If you are going to use radio triggers, you need a transmitter unit to put on the hotshoe of the camera to act like a commander, and each speedlight will need a matching receiver unit attached to its foot. It's possible to cable a receiver to the sync port on the flash, but this connection can only communicate the "fire" (sync) signal, not additional features like TTL or HSS/FP.
So the main thing you need to make sure any radio triggers you purchase have, is Nikon iTTL support. There are a large number of radio triggers that can do this (for example, Yongnuo YN-622N, Godox X1R receivers, Pixel Kings, PocketWizard TTL trigers, RadioPoppers, etc.) Any triggers that do iTTL will have to have all four of the Nikon flash foot pins on the transmitter, and contacts on a receiver hotshoe.
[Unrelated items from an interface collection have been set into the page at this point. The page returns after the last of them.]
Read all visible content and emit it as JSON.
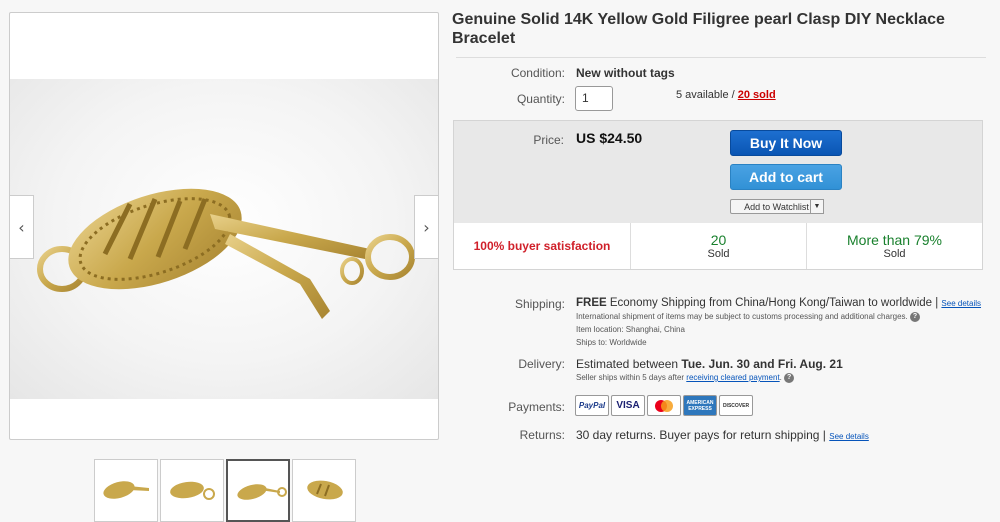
{
  "product": {
    "title": "Genuine Solid 14K Yellow Gold Filigree pearl Clasp DIY Necklace Bracelet",
    "condition_label": "Condition:",
    "condition_value": "New without tags",
    "quantity_label": "Quantity:",
    "quantity_value": "1",
    "available_text": "5 available / ",
    "sold_link": "20 sold"
  },
  "gallery": {
    "prev_glyph": "‹",
    "next_glyph": "›",
    "thumbnail_count": 4,
    "active_thumbnail": 3
  },
  "purchase": {
    "price_label": "Price:",
    "price_value": "US $24.50",
    "buy_now_label": "Buy It Now",
    "add_to_cart_label": "Add to cart",
    "watchlist_label": "Add to Watchlist",
    "watchlist_dropdown_glyph": "▼"
  },
  "stats": {
    "satisfaction": "100% buyer satisfaction",
    "sold_count": "20",
    "sold_label": "Sold",
    "more_than": "More than 79%",
    "more_than_label": "Sold"
  },
  "shipping": {
    "label": "Shipping:",
    "free": "FREE",
    "text": " Economy Shipping from China/Hong Kong/Taiwan to worldwide | ",
    "see_details": "See details",
    "note": "International shipment of items may be subject to customs processing and additional charges.",
    "item_location": "Item location:  Shanghai, China",
    "ships_to": "Ships to:  Worldwide"
  },
  "delivery": {
    "label": "Delivery:",
    "prefix": "Estimated between ",
    "dates": "Tue. Jun. 30 and Fri. Aug. 21",
    "note_prefix": "Seller ships within 5 days after ",
    "note_link": "receiving cleared payment",
    "note_suffix": "."
  },
  "payments": {
    "label": "Payments:",
    "methods": [
      "PayPal",
      "VISA",
      "MasterCard",
      "AMERICAN EXPRESS",
      "DISCOVER"
    ]
  },
  "returns": {
    "label": "Returns:",
    "text": "30 day returns. Buyer pays for return shipping | ",
    "see_details": "See details"
  },
  "colors": {
    "buy_now": "#0a55b3",
    "add_to_cart": "#3191d6",
    "satisfaction_red": "#d0202a",
    "stat_green": "#19802d",
    "gold": "#c9a84c"
  }
}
It's the same for other camera brands, the transmitter/receivers need to match the brand's flash feet and camera hotshoes physically if there's going to be full TTL/HSS communication.
If the transmitter only has one pin on the foot or the receivers only have one contact on a hotshoe, those triggers cannot support TTL/HSS. If a trigger is described as being "universal" for multiple systems it's likely manual only (Cactus V6II would be an exception, but it's out of production). Any triggers that have to connect via a 3.5mm, 2.5mm, or PC sync port is manual-only.
Secondly, you may want to consider whether or not its worth sticking with legacy speedlights that only work on one system of camera, when there are newer modern affordable 3rd party options that have built-in cross-brand radio remote control and better future expansion options to larger lights like studio monolights and battery-powered location strobes, like the Godox system.